Surroundings: It doesn’t get much better than this if you want to visit Ellis Island, the Statue of Liberty, the New York Holocaust Memorial, the Museum of the American Indian or Battery Park, a small pleasant newish park that’s catnip to runners, walkers and baby strollers. The hotel is also well situated if you plan to hang out in Brooklyn or downtown Manhattan. But if midtown is your destination, the hotel’s location is out of the way.
Wall Street and the Financial District are walkable, but you need to enjoy walking. The nearest subway stop is several blocks away. An uptown bus stops directly in front of the hotel, but it comes every 10 to 15 minutes.
You’ll probably be taking lots of taxis. (fortunately, cabs line up outside the hotel). That said the hotel is convenient to lower Manhattan’s stylish neighborhoods, like Tribeca, SoHo, the Lower East Side, Chinatown and Greenwich Village. And the subway, when you get to it, will whisk uptown or down to Brooklyn in a wink.
Back story: The Ritz Carlton had the bad luck to open in 2001 shortly before the 9/11 attacks on the World Trade Center, which stood not far from the hotel. But as the most luxurious property near Wall Street at the time, the hotel bounced back. In addition to Wall Street types, it’s popular with families (large rooms, good service) and visitors who want spacious luxury digs at a (slightly) lower price than midtown. The rooms were redone in 2010.
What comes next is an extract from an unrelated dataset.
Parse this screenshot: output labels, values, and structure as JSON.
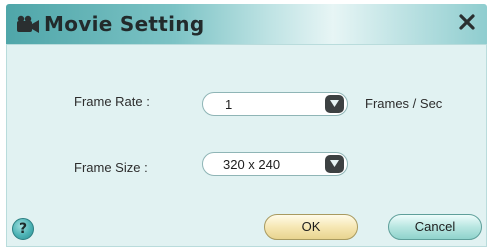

Keep in mind: The hotel’s southern-tip-of-Manhattan location may be too remote for guests planning to spend the bulk of their time in midtown (those taxis to midtown add up). The bathroom’s marble floor is slippery when wet, as I discovered the hard way.